It sounds like they want to keep open the option of remaining independent of the currently-dominant, well-funded, expensive MOOC platforms Udacity, Coursera and edX. How might a university do that? There are at least four alternative platforms, two of which are offered as hosted services:
- Blackboard just announced that they will be hosting a new MOOC platform, which would be available free to existing Blackboard customers.
- Blackboard competitor Canvas has a hosted MOOC platform that allows teachers to build modular courses with video lectures, quizzes, analytics, groups (inside the system or using external resources like Google Docs or Skype), etc.
We need these and other do-it-yourself alternatives to the major MOOC platforms -- the industry will eventually consolidate, but it is too soon to do so now. In the meantime, let a thousand flowers bloom.

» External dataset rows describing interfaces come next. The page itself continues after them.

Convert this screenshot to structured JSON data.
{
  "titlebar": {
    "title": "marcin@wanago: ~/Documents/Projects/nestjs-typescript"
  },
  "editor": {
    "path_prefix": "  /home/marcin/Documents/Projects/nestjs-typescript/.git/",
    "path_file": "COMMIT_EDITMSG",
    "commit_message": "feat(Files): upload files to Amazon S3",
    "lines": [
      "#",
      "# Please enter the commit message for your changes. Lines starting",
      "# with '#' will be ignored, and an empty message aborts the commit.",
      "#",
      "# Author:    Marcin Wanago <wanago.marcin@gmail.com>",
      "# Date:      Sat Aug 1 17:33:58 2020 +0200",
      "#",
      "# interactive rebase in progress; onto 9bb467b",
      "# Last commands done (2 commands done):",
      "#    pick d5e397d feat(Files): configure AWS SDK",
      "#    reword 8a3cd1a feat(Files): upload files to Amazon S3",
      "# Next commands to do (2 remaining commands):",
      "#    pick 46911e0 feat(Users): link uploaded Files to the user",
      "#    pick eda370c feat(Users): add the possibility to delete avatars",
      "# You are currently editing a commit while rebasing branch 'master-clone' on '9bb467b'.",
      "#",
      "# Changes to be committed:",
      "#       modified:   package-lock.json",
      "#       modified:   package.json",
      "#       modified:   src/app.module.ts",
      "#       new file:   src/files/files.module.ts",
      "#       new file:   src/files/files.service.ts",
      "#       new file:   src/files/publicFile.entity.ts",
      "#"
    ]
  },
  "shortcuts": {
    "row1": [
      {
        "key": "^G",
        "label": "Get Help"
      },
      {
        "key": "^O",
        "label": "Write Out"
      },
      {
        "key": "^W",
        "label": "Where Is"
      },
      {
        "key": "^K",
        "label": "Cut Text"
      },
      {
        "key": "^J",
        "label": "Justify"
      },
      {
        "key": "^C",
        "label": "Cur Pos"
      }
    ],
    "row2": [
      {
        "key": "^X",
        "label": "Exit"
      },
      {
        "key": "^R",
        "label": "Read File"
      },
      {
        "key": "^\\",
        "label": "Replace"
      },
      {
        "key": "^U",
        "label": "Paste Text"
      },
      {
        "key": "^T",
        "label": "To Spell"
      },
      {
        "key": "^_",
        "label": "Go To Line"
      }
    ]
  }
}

this interview, Jay Bhatt, Blackboard CEO says they will up spending on software development and sees MOOCs as one point on a contiuim, with support for on campus degree programs at the other. He welcomes competition from Google and others as it will push the entire industry to improve.